(Excerpts from an interface dataset)
[Start of section]

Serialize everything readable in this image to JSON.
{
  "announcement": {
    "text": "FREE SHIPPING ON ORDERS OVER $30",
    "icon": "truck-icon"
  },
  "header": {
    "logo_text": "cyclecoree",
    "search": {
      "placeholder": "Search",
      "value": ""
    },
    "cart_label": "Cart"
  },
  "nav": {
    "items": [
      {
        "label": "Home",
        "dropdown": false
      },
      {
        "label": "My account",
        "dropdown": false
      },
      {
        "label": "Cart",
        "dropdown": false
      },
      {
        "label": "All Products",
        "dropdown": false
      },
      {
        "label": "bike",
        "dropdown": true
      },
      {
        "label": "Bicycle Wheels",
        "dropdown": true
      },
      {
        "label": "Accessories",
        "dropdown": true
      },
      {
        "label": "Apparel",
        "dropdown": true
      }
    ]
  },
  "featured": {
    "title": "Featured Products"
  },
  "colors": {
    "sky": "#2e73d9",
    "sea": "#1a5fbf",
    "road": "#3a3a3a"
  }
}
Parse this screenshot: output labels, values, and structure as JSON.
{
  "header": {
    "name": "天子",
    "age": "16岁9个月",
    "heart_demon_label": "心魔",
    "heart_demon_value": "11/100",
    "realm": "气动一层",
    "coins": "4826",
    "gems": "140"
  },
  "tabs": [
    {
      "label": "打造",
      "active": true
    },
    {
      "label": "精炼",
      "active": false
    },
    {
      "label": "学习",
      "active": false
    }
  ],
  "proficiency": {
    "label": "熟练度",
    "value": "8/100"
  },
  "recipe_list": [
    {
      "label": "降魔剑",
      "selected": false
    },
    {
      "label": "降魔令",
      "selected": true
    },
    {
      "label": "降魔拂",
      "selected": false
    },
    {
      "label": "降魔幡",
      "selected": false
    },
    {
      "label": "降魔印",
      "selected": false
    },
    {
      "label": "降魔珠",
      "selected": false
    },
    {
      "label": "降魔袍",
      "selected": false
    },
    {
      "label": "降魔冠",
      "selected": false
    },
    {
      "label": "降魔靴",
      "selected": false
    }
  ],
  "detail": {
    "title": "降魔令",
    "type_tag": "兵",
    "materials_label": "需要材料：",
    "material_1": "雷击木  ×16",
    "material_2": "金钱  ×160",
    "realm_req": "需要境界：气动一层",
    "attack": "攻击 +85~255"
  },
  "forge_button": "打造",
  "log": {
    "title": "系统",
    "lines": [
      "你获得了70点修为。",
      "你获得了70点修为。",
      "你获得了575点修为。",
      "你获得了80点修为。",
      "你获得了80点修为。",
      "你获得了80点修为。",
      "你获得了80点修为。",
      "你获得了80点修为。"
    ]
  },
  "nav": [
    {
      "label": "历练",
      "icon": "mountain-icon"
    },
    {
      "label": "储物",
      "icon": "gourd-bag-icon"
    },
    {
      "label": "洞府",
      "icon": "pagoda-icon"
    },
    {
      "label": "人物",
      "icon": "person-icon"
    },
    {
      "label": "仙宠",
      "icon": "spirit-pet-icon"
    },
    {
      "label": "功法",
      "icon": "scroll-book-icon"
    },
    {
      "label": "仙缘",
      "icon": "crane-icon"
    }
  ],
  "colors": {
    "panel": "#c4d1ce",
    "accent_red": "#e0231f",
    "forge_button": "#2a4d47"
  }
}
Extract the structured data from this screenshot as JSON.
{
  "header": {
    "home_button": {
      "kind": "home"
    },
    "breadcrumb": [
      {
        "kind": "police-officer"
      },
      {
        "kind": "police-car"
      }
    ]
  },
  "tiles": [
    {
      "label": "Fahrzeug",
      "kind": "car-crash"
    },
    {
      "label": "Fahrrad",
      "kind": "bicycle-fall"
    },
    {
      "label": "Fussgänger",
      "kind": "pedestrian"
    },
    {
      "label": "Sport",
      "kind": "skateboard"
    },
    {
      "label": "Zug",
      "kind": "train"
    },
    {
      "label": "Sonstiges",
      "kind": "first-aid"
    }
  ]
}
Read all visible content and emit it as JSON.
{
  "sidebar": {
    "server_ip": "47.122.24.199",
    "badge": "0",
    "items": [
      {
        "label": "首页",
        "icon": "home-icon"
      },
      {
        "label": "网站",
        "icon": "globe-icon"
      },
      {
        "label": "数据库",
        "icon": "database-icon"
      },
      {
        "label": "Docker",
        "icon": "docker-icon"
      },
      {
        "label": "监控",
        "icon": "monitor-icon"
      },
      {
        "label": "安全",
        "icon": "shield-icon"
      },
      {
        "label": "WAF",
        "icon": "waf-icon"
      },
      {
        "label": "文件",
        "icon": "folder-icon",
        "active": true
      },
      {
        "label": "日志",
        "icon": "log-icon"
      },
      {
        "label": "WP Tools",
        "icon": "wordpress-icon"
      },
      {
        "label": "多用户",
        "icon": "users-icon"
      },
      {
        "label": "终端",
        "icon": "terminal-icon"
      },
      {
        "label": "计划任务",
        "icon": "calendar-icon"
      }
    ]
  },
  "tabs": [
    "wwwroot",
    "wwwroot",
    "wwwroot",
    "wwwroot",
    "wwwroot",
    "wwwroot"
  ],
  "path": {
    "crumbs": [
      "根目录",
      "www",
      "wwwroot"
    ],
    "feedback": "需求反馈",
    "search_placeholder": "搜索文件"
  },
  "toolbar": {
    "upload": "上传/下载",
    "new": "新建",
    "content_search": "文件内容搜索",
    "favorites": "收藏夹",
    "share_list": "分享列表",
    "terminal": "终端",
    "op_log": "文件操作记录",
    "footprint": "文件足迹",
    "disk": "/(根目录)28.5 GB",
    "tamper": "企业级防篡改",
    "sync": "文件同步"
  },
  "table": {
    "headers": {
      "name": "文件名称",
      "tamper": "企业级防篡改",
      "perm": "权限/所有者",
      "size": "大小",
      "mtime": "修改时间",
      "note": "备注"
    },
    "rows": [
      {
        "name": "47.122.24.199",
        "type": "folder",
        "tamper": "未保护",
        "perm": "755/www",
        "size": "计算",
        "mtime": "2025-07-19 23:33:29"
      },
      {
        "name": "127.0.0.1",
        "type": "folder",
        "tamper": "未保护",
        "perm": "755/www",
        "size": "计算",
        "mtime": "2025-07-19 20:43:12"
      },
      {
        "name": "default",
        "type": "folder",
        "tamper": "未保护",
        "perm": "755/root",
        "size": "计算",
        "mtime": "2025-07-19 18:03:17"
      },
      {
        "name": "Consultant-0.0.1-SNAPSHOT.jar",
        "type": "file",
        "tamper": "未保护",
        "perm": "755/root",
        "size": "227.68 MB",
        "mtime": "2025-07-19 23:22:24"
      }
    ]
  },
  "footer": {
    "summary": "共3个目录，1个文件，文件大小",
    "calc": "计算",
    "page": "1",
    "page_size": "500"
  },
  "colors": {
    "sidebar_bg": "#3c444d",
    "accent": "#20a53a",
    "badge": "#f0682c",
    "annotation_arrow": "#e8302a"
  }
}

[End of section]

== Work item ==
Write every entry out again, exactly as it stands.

== Reply ==
Serialize everything readable in this image to JSON.
{
  "announcement": {
    "text": "FREE SHIPPING ON ORDERS OVER $30",
    "icon": "truck-icon"
  },
  "header": {
    "logo_text": "cyclecoree",
    "search": {
      "placeholder": "Search",
      "value": ""
    },
    "cart_label": "Cart"
  },
  "nav": {
    "items": [
      {
        "label": "Home",
        "dropdown": false
      },
      {
        "label": "My account",
        "dropdown": false
      },
      {
        "label": "Cart",
        "dropdown": false
      },
      {
        "label": "All Products",
        "dropdown": false
      },
      {
        "label": "bike",
        "dropdown": true
      },
      {
        "label": "Bicycle Wheels",
        "dropdown": true
      },
      {
        "label": "Accessories",
        "dropdown": true
      },
      {
        "label": "Apparel",
        "dropdown": true
      }
    ]
  },
  "featured": {
    "title": "Featured Products"
  },
  "colors": {
    "sky": "#2e73d9",
    "sea": "#1a5fbf",
    "road": "#3a3a3a"
  }
}
Parse this screenshot: output labels, values, and structure as JSON.
{
  "header": {
    "name": "天子",
    "age": "16岁9个月",
    "heart_demon_label": "心魔",
    "heart_demon_value": "11/100",
    "realm": "气动一层",
    "coins": "4826",
    "gems": "140"
  },
  "tabs": [
    {
      "label": "打造",
      "active": true
    },
    {
      "label": "精炼",
      "active": false
    },
    {
      "label": "学习",
      "active": false
    }
  ],
  "proficiency": {
    "label": "熟练度",
    "value": "8/100"
  },
  "recipe_list": [
    {
      "label": "降魔剑",
      "selected": false
    },
    {
      "label": "降魔令",
      "selected": true
    },
    {
      "label": "降魔拂",
      "selected": false
    },
    {
      "label": "降魔幡",
      "selected": false
    },
    {
      "label": "降魔印",
      "selected": false
    },
    {
      "label": "降魔珠",
      "selected": false
    },
    {
      "label": "降魔袍",
      "selected": false
    },
    {
      "label": "降魔冠",
      "selected": false
    },
    {
      "label": "降魔靴",
      "selected": false
    }
  ],
  "detail": {
    "title": "降魔令",
    "type_tag": "兵",
    "materials_label": "需要材料：",
    "material_1": "雷击木  ×16",
    "material_2": "金钱  ×160",
    "realm_req": "需要境界：气动一层",
    "attack": "攻击 +85~255"
  },
  "forge_button": "打造",
  "log": {
    "title": "系统",
    "lines": [
      "你获得了70点修为。",
      "你获得了70点修为。",
      "你获得了575点修为。",
      "你获得了80点修为。",
      "你获得了80点修为。",
      "你获得了80点修为。",
      "你获得了80点修为。",
      "你获得了80点修为。"
    ]
  },
  "nav": [
    {
      "label": "历练",
      "icon": "mountain-icon"
    },
    {
      "label": "储物",
      "icon": "gourd-bag-icon"
    },
    {
      "label": "洞府",
      "icon": "pagoda-icon"
    },
    {
      "label": "人物",
      "icon": "person-icon"
    },
    {
      "label": "仙宠",
      "icon": "spirit-pet-icon"
    },
    {
      "label": "功法",
      "icon": "scroll-book-icon"
    },
    {
      "label": "仙缘",
      "icon": "crane-icon"
    }
  ],
  "colors": {
    "panel": "#c4d1ce",
    "accent_red": "#e0231f",
    "forge_button": "#2a4d47"
  }
}
Extract the structured data from this screenshot as JSON.
{
  "header": {
    "home_button": {
      "kind": "home"
    },
    "breadcrumb": [
      {
        "kind": "police-officer"
      },
      {
        "kind": "police-car"
      }
    ]
  },
  "tiles": [
    {
      "label": "Fahrzeug",
      "kind": "car-crash"
    },
    {
      "label": "Fahrrad",
      "kind": "bicycle-fall"
    },
    {
      "label": "Fussgänger",
      "kind": "pedestrian"
    },
    {
      "label": "Sport",
      "kind": "skateboard"
    },
    {
      "label": "Zug",
      "kind": "train"
    },
    {
      "label": "Sonstiges",
      "kind": "first-aid"
    }
  ]
}
Read all visible content and emit it as JSON.
{
  "sidebar": {
    "server_ip": "47.122.24.199",
    "badge": "0",
    "items": [
      {
        "label": "首页",
        "icon": "home-icon"
      },
      {
        "label": "网站",
        "icon": "globe-icon"
      },
      {
        "label": "数据库",
        "icon": "database-icon"
      },
      {
        "label": "Docker",
        "icon": "docker-icon"
      },
      {
        "label": "监控",
        "icon": "monitor-icon"
      },
      {
        "label": "安全",
        "icon": "shield-icon"
      },
      {
        "label": "WAF",
        "icon": "waf-icon"
      },
      {
        "label": "文件",
        "icon": "folder-icon",
        "active": true
      },
      {
        "label": "日志",
        "icon": "log-icon"
      },
      {
        "label": "WP Tools",
        "icon": "wordpress-icon"
      },
      {
        "label": "多用户",
        "icon": "users-icon"
      },
      {
        "label": "终端",
        "icon": "terminal-icon"
      },
      {
        "label": "计划任务",
        "icon": "calendar-icon"
      }
    ]
  },
  "tabs": [
    "wwwroot",
    "wwwroot",
    "wwwroot",
    "wwwroot",
    "wwwroot",
    "wwwroot"
  ],
  "path": {
    "crumbs": [
      "根目录",
      "www",
      "wwwroot"
    ],
    "feedback": "需求反馈",
    "search_placeholder": "搜索文件"
  },
  "toolbar": {
    "upload": "上传/下载",
    "new": "新建",
    "content_search": "文件内容搜索",
    "favorites": "收藏夹",
    "share_list": "分享列表",
    "terminal": "终端",
    "op_log": "文件操作记录",
    "footprint": "文件足迹",
    "disk": "/(根目录)28.5 GB",
    "tamper": "企业级防篡改",
    "sync": "文件同步"
  },
  "table": {
    "headers": {
      "name": "文件名称",
      "tamper": "企业级防篡改",
      "perm": "权限/所有者",
      "size": "大小",
      "mtime": "修改时间",
      "note": "备注"
    },
    "rows": [
      {
        "name": "47.122.24.199",
        "type": "folder",
        "tamper": "未保护",
        "perm": "755/www",
        "size": "计算",
        "mtime": "2025-07-19 23:33:29"
      },
      {
        "name": "127.0.0.1",
        "type": "folder",
        "tamper": "未保护",
        "perm": "755/www",
        "size": "计算",
        "mtime": "2025-07-19 20:43:12"
      },
      {
        "name": "default",
        "type": "folder",
        "tamper": "未保护",
        "perm": "755/root",
        "size": "计算",
        "mtime": "2025-07-19 18:03:17"
      },
      {
        "name": "Consultant-0.0.1-SNAPSHOT.jar",
        "type": "file",
        "tamper": "未保护",
        "perm": "755/root",
        "size": "227.68 MB",
        "mtime": "2025-07-19 23:22:24"
      }
    ]
  },
  "footer": {
    "summary": "共3个目录，1个文件，文件大小",
    "calc": "计算",
    "page": "1",
    "page_size": "500"
  },
  "colors": {
    "sidebar_bg": "#3c444d",
    "accent": "#20a53a",
    "badge": "#f0682c",
    "annotation_arrow": "#e8302a"
  }
}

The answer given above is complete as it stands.